The Diaper Bank of Greater Atlanta was recently established to meet the increasing need of families in crisis who are unable to provide diapers for their children or purchase adult disposable undergarments for themselves, said Adrienne Hopkins, DBGA executive director.
Since September, it has hosted diaper drives and distributed more than 4,500 diapers to local community partners, which include the Community Health Foundation, Feed My Lambs, Tapestri, City of Refuge and Eden Village.
“I was actually watching television and a commercial by Huggies came on that said one in three families are unable to provide diapers for their children,” said Hopkins, who co-founded the nonprofit. “And the show that came on right after that was about a woman who was nine months pregnant and homeless. Being a mother of two small children, knowing how expensive diapers are, I was moved with compassion.”
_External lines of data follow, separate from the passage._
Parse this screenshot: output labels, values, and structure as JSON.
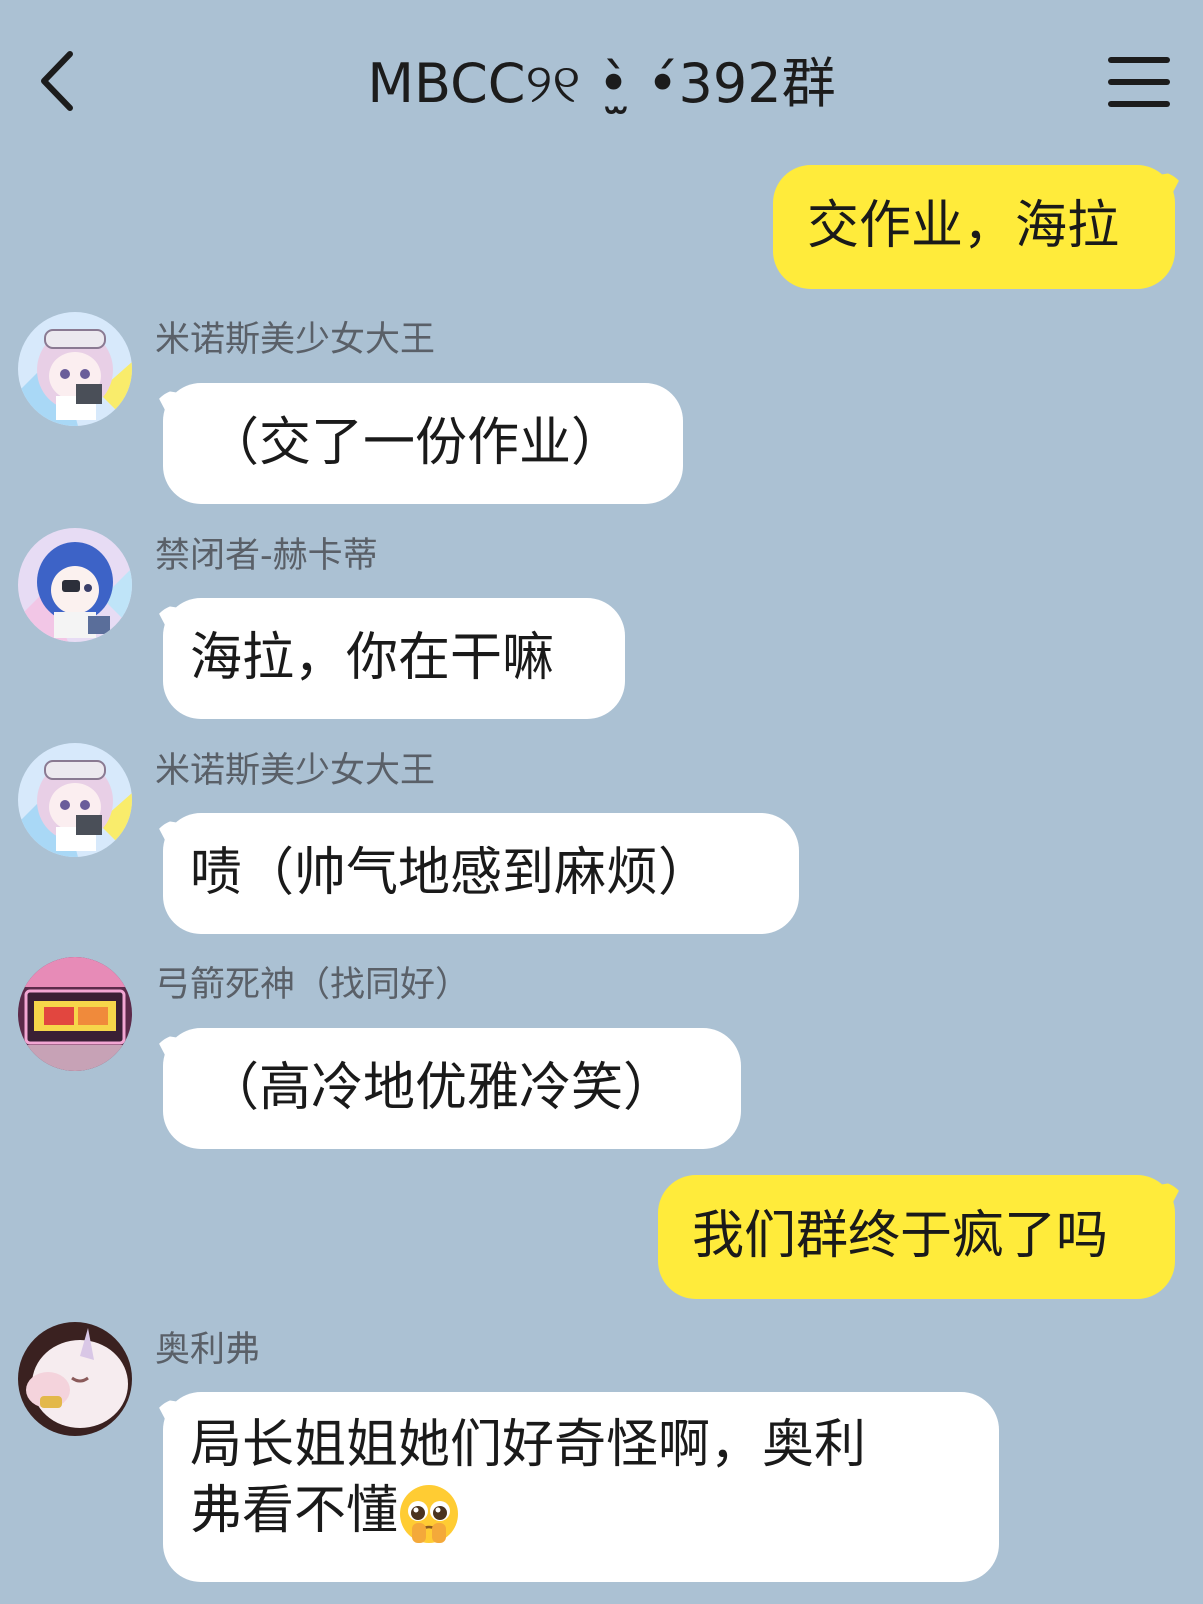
{
  "header": {
    "title": "MBCC୨୧ •̫̀ •́392群",
    "back_icon": "chevron-left-icon",
    "menu_icon": "hamburger-menu-icon"
  },
  "colors": {
    "background": "#abc1d3",
    "outgoing_bubble": "#ffeb3b",
    "incoming_bubble": "#ffffff",
    "sender_name": "#5a6068"
  },
  "messages": [
    {
      "direction": "out",
      "text": "交作业，海拉"
    },
    {
      "direction": "in",
      "sender": "米诺斯美少女大王",
      "text": "（交了一份作业）"
    },
    {
      "direction": "in",
      "sender": "禁闭者-赫卡蒂",
      "text": "海拉，你在干嘛"
    },
    {
      "direction": "in",
      "sender": "米诺斯美少女大王",
      "text": "啧（帅气地感到麻烦）"
    },
    {
      "direction": "in",
      "sender": "弓箭死神（找同好）",
      "text": "（高冷地优雅冷笑）"
    },
    {
      "direction": "out",
      "text": "我们群终于疯了吗"
    },
    {
      "direction": "in",
      "sender": "奥利弗",
      "text_line1": "局长姐姐她们好奇怪啊，奥利",
      "text_line2": "弗看不懂",
      "emoji": "pleading-face-icon"
    }
  ]
}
Diaper donations can be dropped off at two locations: Shannon Upton State Farm at 1600 Kennesaw Due West Road, Suite 204, in Kennesaw, or the UPS store at 2774 North Cobb Parkway, Suite 109, in Kennesaw. Packages to UPS should be labeled “The Diaper Bank of Greater Atlanta #353 c/o The UPS Store.”
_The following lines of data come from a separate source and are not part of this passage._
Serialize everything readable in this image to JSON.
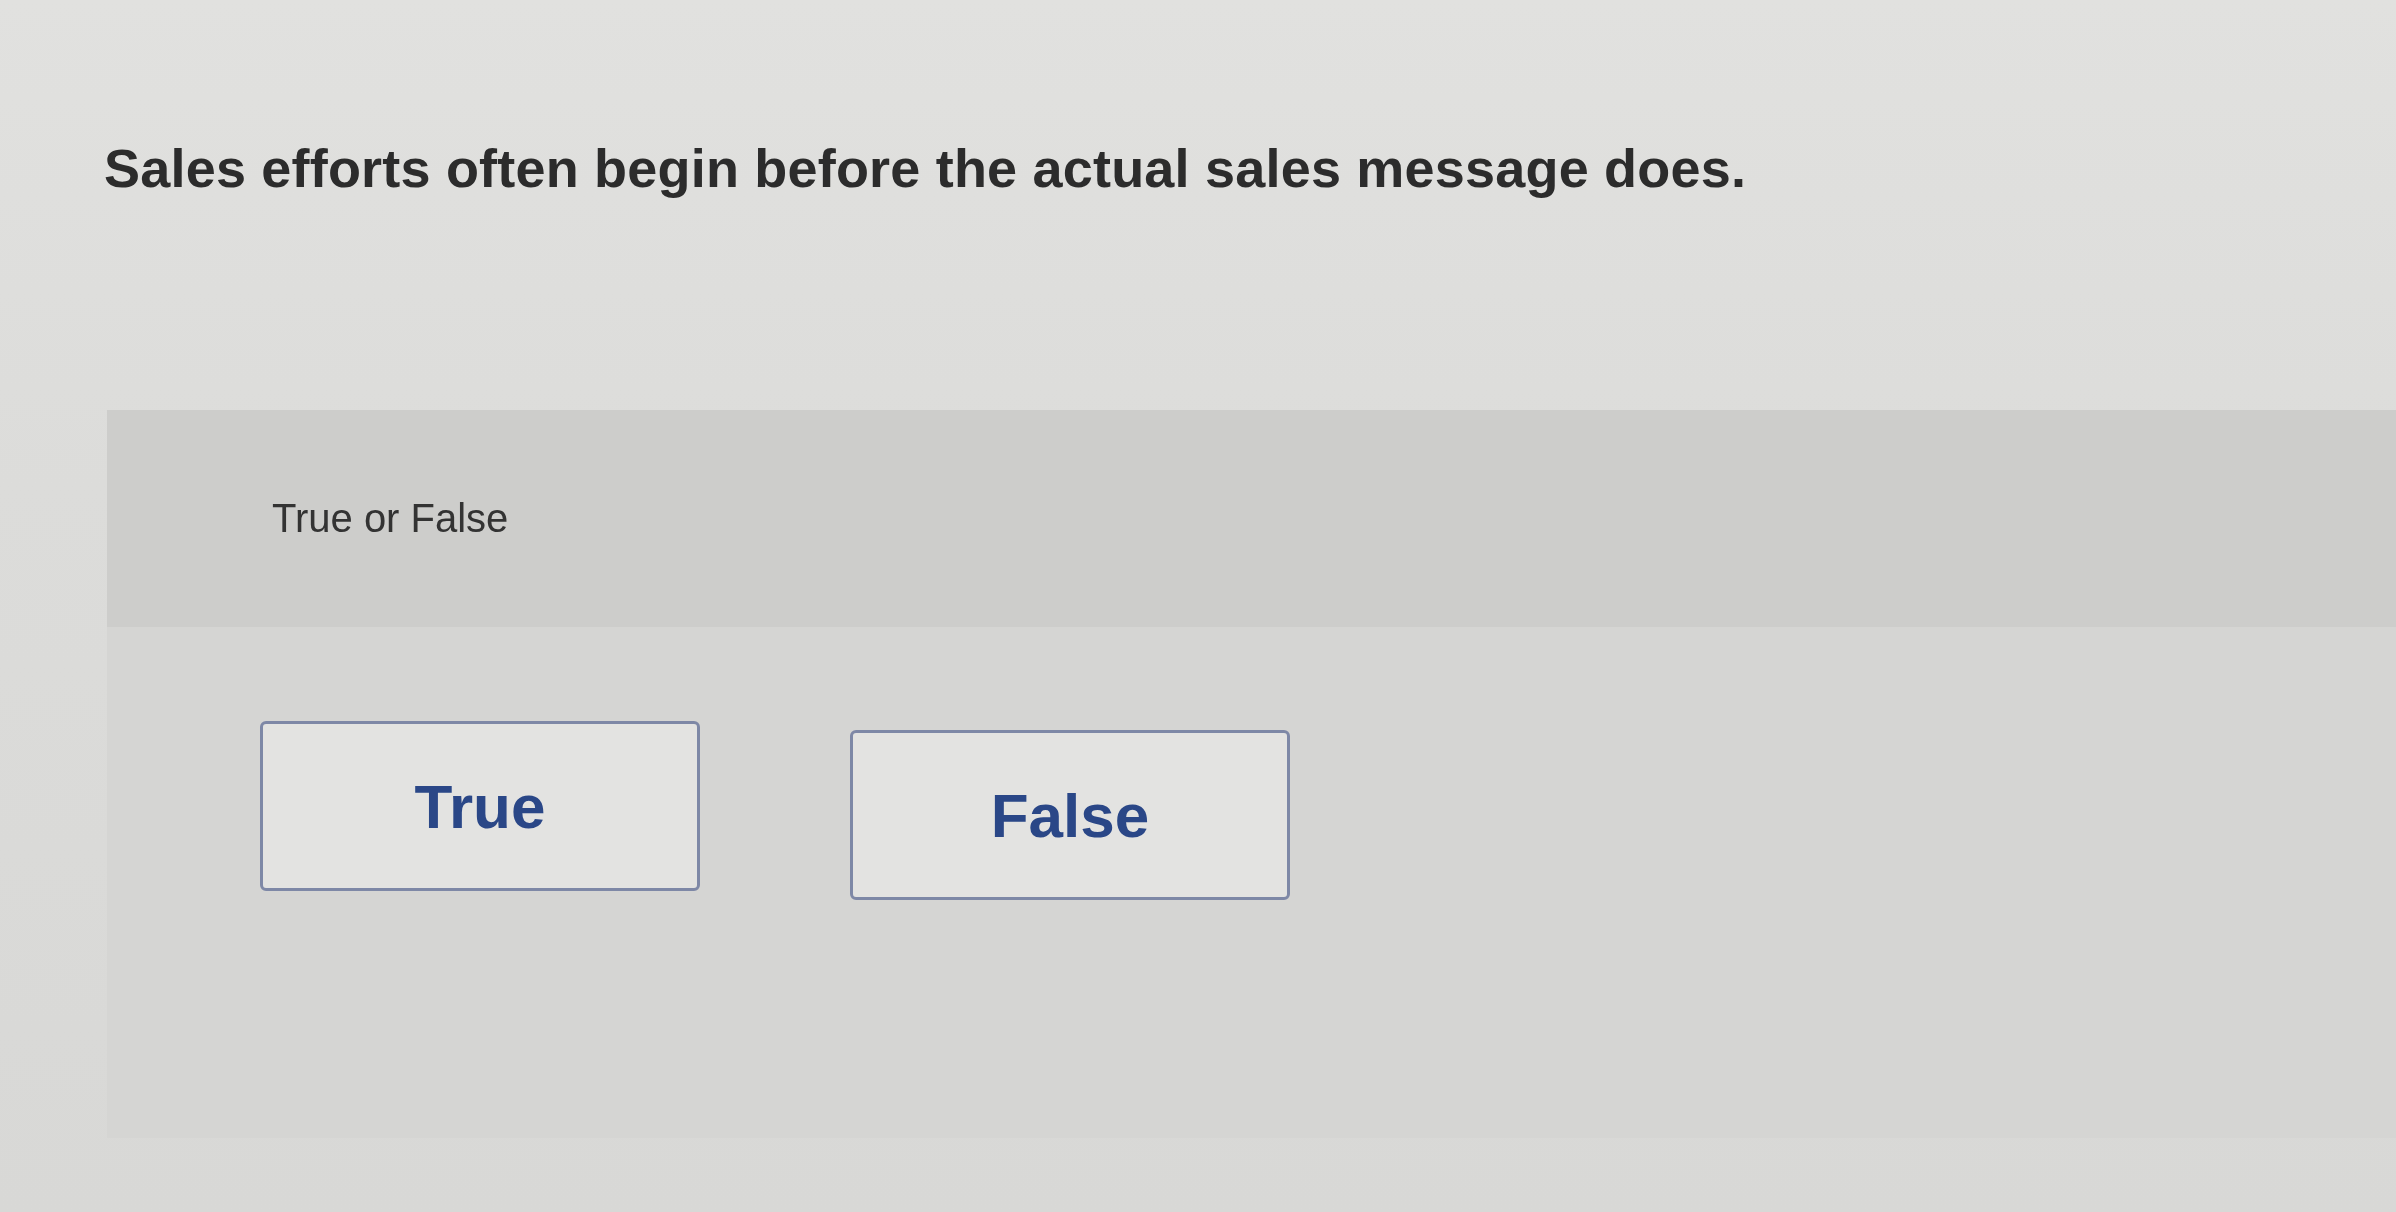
{
  "question": "Sales efforts often begin before the actual sales message does.",
  "answer_panel": {
    "instruction": "True or False",
    "options": [
      {
        "label": "True",
        "selected": false
      },
      {
        "label": "False",
        "selected": false
      }
    ]
  }
}
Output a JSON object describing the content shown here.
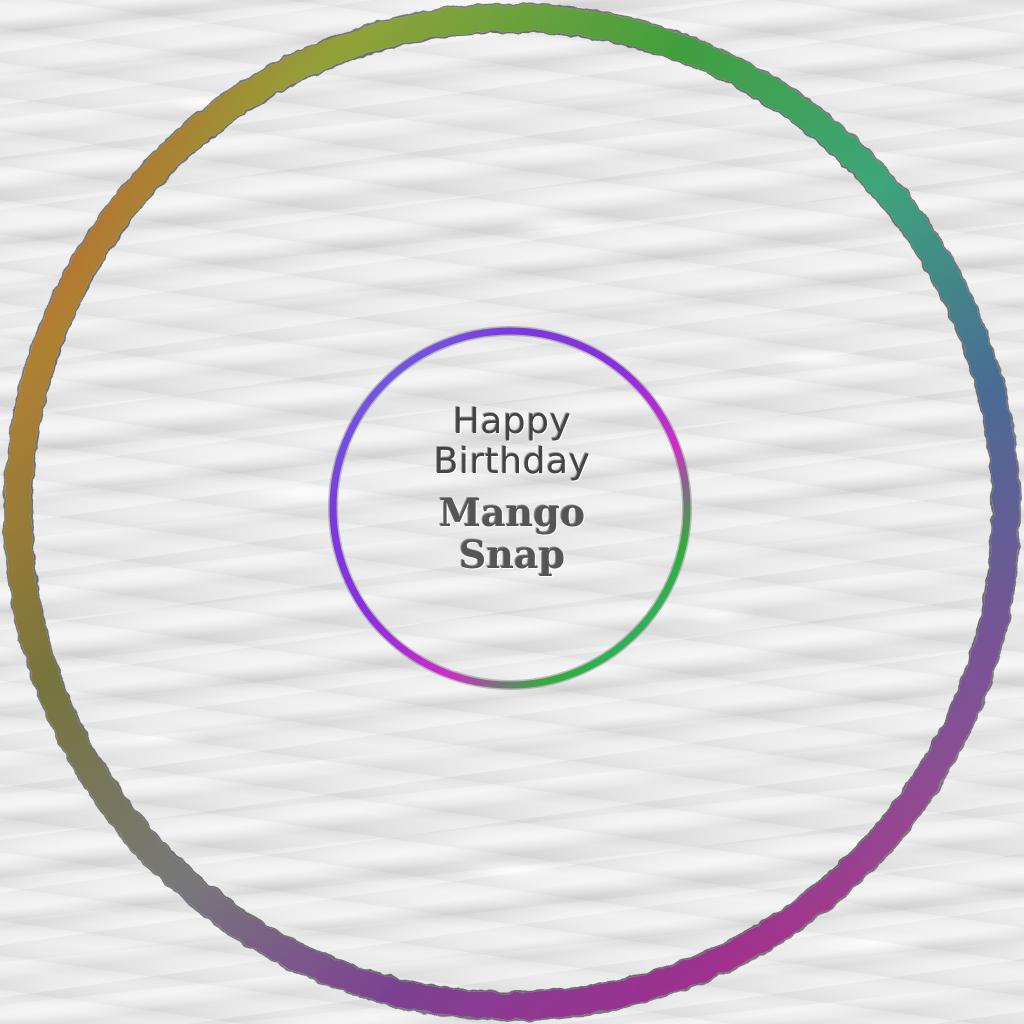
{
  "card": {
    "greeting_line1": "Happy",
    "greeting_line2": "Birthday",
    "name_line1": "Mango",
    "name_line2": "Snap"
  },
  "rings": [
    {
      "name": "outer-ring",
      "style": "rainbow"
    },
    {
      "name": "inner-ring",
      "style": "rainbow"
    }
  ],
  "colors": {
    "background": "#ebebeb",
    "text": "#444444",
    "ring_red": "#e0302a",
    "ring_green": "#2fae3a",
    "ring_teal": "#2fb7a8",
    "ring_blue": "#3a52d8",
    "ring_purple": "#7a2de0",
    "ring_magenta": "#e02cc8"
  }
}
According to the National Alliance to End Homelessness, families constitute about 41 percent of the homeless population.
Hopkins said the need for diapers is directly connected with the rising rate of homelessness and poverty in America.
“If you need diapers, then you’re probably going to need food, and if you need food, then you probably can’t pay your bills and things of that nature, so it’s a basic necessity that is not covered by food stamps or WIC,” she said.
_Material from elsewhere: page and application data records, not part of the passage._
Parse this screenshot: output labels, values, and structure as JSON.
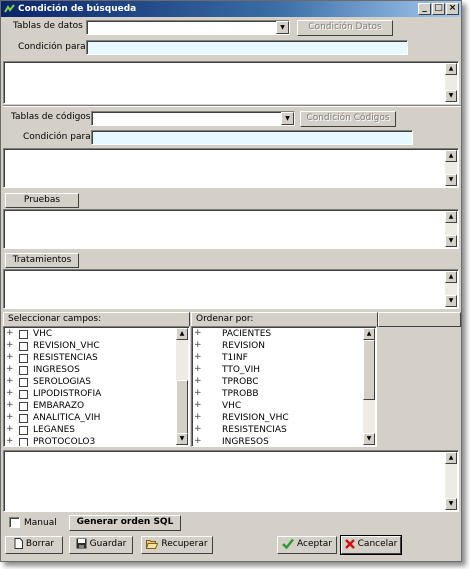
{
  "window": {
    "title": "Condición de búsqueda",
    "controls": [
      "_",
      "□",
      "×"
    ]
  },
  "datos": {
    "tables_label": "Tablas de datos",
    "condition_button": "Condición Datos",
    "condition_label": "Condición para",
    "condition_value": ""
  },
  "codigos": {
    "tables_label": "Tablas de códigos",
    "condition_button": "Condición Códigos",
    "condition_label": "Condición para",
    "condition_value": ""
  },
  "pruebas": {
    "header": "Pruebas"
  },
  "tratamientos": {
    "header": "Tratamientos"
  },
  "fields": {
    "select_header": "Seleccionar campos:",
    "order_header": "Ordenar por:",
    "select_items": [
      "VHC",
      "REVISION_VHC",
      "RESISTENCIAS",
      "INGRESOS",
      "SEROLOGIAS",
      "LIPODISTROFIA",
      "EMBARAZO",
      "ANALITICA_VIH",
      "LEGANES",
      "PROTOCOLO3"
    ],
    "order_items": [
      "PACIENTES",
      "REVISION",
      "T1INF",
      "TTO_VIH",
      "TPROBC",
      "TPROBB",
      "VHC",
      "REVISION_VHC",
      "RESISTENCIAS",
      "INGRESOS"
    ],
    "expand_glyph": "+"
  },
  "footer": {
    "manual_label": "Manual",
    "generate_sql": "Generar orden SQL",
    "borrar": "Borrar",
    "guardar": "Guardar",
    "recuperar": "Recuperar",
    "aceptar": "Aceptar",
    "cancelar": "Cancelar"
  },
  "icons": {
    "arrow_up": "▲",
    "arrow_down": "▼"
  },
  "colors": {
    "title_start": "#0a246a",
    "title_end": "#a6caf0",
    "field_bg": "#e8f8ff",
    "accept_green": "#2e9a2e",
    "cancel_red": "#d01010"
  }
}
Hopkins said parents without sufficient resources often allow their children to reuse disposable diapers, exposing them to staph and other infections. Too many elderly adults, she said, struggle to afford the rising costs of adult disposable undergarments.
“One of the reasons we decided to partner with other agencies is because if I gave you some diapers, you’re going to need some more next week,” she said. “However, when you partner with the agencies, they can also provide them with different services that will help them get back up on their feet.”
Shannon Weatherby is the education director at Marietta-based Feed My Lambs, which partners with local organizations to open tuition free Christian schools in impoverished areas. She said she sees the need for diapers all of the time with the families it serves.
“In fact, one of our schools is located inside of City of Refuge down in Atlanta, a homeless shelter for women and children, said Weatherby. “In our school there, we serve children from birth to age five.”
Individuals who cannot donate at the two locations can make an online donation at www.thediaperbankofgreateratlanta.org or make a diaper purchase from the organization’s Amazon Wish List.